TASK PROMPT:
When you have gone through the entries below, state how many lines include the word "placeholder" and write nothing else.

SUPPLIED INFORMATION:
++++++
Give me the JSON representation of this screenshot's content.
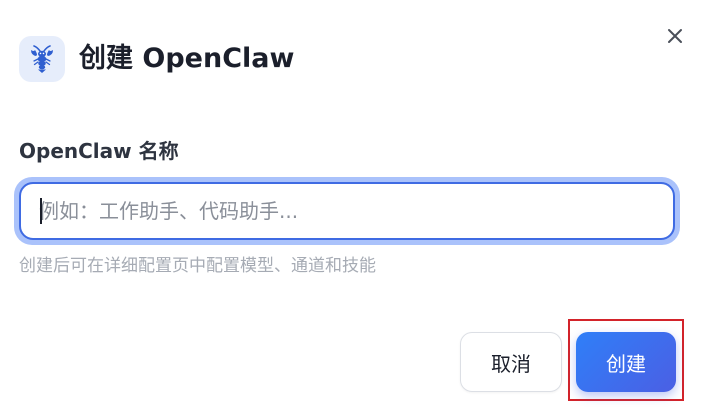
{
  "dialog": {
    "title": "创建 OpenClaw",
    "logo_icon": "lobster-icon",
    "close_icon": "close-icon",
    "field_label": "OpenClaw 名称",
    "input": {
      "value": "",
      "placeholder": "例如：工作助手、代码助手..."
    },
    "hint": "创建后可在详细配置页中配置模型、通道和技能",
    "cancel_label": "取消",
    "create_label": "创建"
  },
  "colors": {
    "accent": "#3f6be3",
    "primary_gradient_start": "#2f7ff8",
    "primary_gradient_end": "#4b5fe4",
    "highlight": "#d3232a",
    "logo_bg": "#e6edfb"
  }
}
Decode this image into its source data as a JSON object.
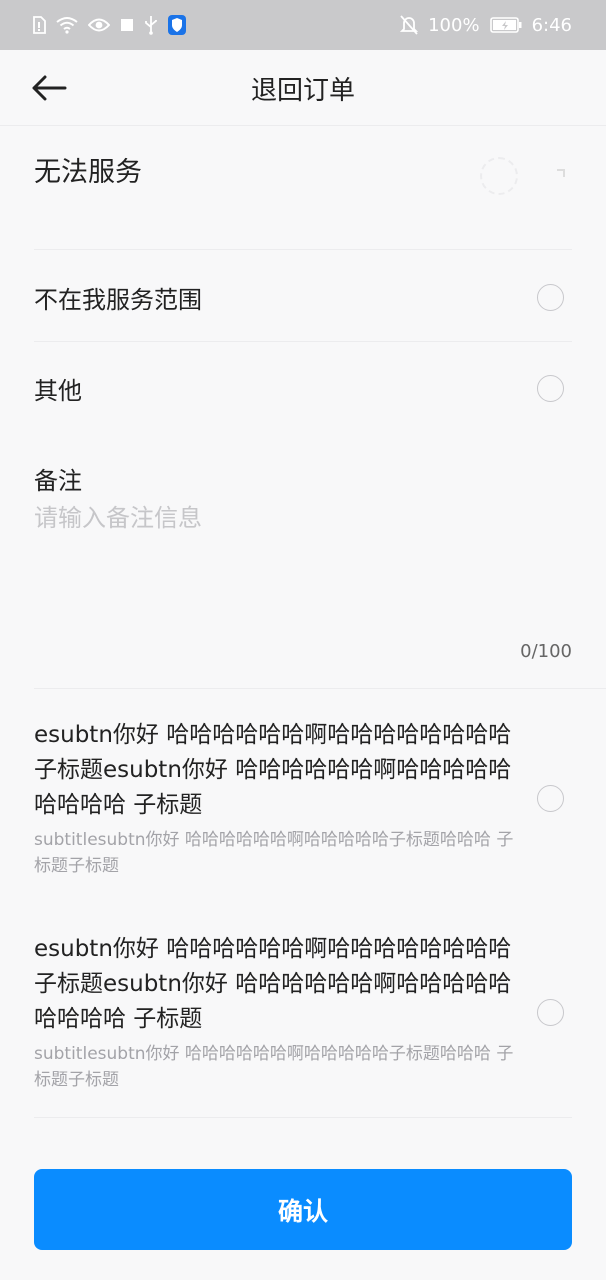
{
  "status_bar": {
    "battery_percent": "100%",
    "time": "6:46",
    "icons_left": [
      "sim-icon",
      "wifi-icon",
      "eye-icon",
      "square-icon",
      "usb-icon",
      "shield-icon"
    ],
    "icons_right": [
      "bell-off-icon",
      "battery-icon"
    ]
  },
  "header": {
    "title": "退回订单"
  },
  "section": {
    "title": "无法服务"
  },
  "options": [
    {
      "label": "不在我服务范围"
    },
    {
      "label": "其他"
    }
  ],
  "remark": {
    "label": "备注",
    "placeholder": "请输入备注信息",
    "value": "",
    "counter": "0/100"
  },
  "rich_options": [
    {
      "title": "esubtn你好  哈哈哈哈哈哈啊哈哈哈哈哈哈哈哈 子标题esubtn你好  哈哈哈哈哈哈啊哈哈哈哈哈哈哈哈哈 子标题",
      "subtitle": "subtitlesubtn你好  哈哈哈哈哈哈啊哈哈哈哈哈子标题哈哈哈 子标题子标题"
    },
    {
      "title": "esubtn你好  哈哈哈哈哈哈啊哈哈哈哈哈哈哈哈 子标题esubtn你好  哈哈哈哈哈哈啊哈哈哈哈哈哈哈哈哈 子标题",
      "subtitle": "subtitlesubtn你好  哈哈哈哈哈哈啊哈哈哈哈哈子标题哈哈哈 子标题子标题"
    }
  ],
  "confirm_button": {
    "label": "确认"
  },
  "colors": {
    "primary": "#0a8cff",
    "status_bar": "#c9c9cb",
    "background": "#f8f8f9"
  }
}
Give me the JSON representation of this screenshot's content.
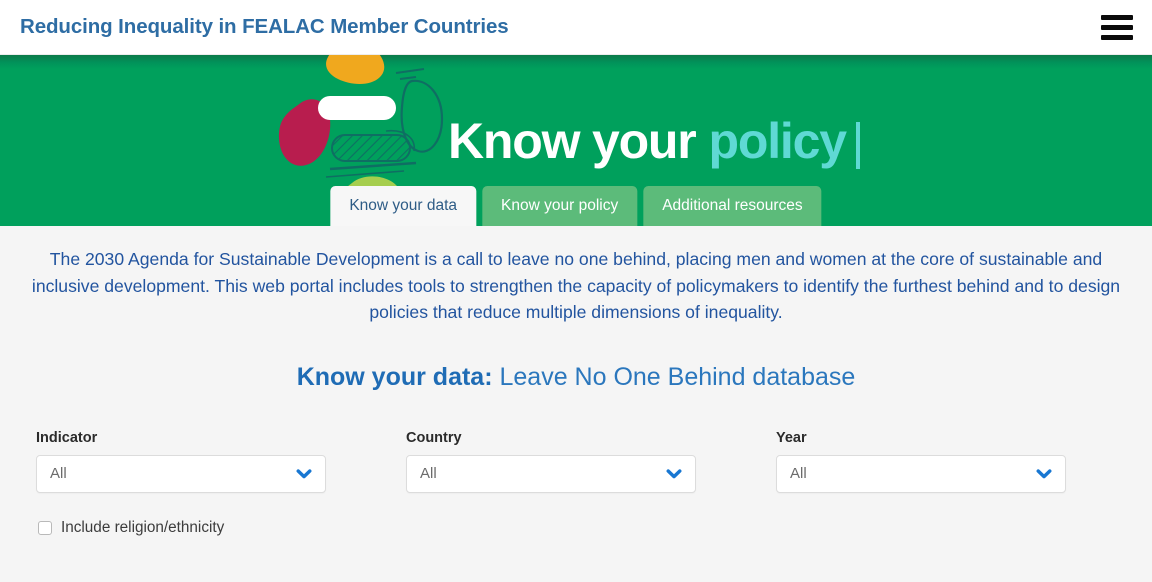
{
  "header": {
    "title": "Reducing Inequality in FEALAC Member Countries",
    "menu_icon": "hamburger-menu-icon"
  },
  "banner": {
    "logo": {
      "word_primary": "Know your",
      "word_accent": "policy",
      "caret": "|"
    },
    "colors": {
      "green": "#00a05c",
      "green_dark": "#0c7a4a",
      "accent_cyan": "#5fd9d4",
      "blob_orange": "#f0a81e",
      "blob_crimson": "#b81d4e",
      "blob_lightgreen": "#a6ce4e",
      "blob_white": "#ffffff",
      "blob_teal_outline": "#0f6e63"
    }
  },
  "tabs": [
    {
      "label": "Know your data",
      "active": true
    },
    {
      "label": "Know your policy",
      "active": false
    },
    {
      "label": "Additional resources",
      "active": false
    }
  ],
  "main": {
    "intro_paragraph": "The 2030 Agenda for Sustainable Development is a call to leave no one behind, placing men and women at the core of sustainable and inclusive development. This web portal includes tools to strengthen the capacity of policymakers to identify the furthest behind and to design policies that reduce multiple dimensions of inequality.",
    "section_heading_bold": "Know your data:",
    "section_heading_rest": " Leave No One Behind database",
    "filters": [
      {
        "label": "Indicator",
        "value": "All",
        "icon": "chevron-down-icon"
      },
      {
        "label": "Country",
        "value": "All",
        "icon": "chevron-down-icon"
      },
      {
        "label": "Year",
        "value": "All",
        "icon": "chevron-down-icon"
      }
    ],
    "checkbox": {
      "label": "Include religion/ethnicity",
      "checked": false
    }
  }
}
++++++
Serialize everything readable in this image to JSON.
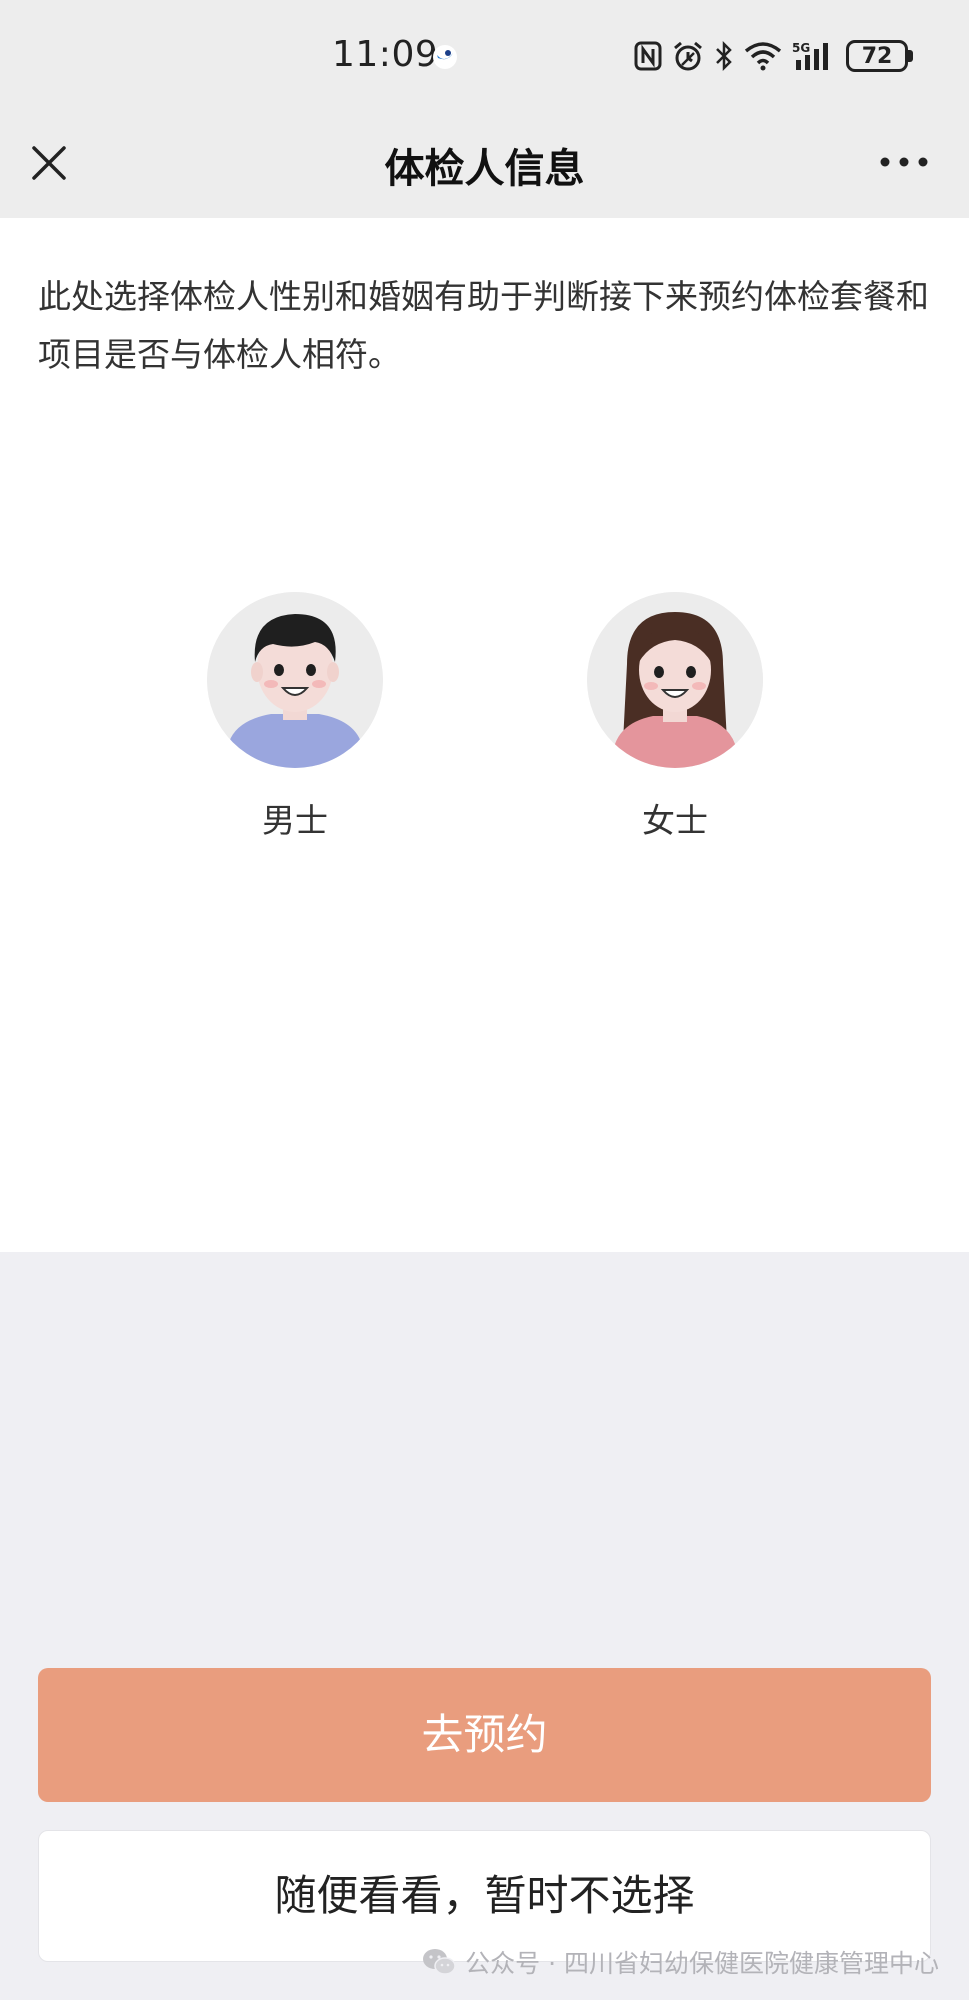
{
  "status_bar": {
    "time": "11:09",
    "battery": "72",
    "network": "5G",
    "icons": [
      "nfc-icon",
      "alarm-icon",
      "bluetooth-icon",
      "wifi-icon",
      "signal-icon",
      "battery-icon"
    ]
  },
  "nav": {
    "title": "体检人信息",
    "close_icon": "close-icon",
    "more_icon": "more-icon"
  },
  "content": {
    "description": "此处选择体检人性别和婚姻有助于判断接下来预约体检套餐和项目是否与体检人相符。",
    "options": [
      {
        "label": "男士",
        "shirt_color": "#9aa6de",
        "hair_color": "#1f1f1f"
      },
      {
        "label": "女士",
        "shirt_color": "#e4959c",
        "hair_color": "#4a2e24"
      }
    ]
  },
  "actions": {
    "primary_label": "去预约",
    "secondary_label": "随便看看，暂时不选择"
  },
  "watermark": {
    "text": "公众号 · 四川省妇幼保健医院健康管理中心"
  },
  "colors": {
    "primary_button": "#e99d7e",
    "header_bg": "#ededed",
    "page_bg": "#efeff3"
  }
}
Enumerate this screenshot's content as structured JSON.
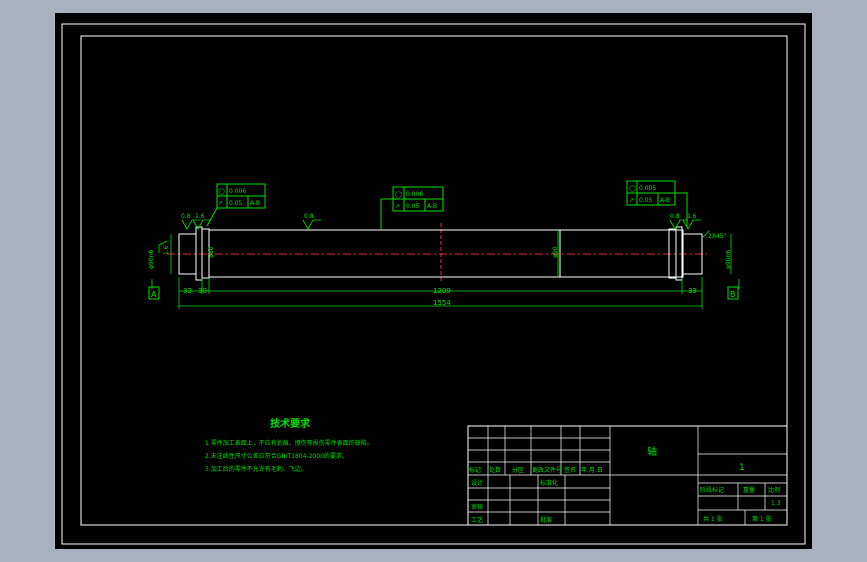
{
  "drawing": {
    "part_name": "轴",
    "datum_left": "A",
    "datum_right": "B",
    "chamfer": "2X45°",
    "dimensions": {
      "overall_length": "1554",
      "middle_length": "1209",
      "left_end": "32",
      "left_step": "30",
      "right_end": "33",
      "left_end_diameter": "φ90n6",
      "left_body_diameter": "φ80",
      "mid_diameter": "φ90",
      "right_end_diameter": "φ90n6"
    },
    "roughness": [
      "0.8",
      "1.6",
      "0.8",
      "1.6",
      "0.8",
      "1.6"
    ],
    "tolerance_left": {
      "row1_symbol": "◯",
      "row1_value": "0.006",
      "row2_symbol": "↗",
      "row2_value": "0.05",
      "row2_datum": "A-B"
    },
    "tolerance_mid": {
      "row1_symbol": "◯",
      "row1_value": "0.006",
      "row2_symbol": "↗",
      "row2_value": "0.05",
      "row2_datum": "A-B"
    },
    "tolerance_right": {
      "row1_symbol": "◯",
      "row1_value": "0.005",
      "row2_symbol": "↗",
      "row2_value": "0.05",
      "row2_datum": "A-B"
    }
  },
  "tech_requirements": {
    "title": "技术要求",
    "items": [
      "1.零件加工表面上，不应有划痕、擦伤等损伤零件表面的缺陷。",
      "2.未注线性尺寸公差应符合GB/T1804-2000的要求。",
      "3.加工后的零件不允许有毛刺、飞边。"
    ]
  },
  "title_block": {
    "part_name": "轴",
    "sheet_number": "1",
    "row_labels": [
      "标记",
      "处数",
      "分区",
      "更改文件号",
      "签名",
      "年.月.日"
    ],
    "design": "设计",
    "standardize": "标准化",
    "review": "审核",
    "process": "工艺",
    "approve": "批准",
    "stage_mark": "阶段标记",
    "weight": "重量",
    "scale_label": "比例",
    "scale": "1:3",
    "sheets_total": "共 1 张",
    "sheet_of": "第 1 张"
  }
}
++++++
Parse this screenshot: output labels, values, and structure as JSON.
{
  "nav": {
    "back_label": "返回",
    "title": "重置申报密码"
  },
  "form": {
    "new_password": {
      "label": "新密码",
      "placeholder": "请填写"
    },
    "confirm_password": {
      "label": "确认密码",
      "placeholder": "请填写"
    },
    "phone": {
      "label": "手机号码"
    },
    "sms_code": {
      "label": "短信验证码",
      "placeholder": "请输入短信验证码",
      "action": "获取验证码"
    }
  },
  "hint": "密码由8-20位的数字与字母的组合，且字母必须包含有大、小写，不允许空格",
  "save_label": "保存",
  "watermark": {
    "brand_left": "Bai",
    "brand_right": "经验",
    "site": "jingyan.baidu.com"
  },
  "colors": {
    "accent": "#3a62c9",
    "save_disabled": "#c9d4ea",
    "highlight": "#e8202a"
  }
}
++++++
ANSWER FOR THE TASK:
5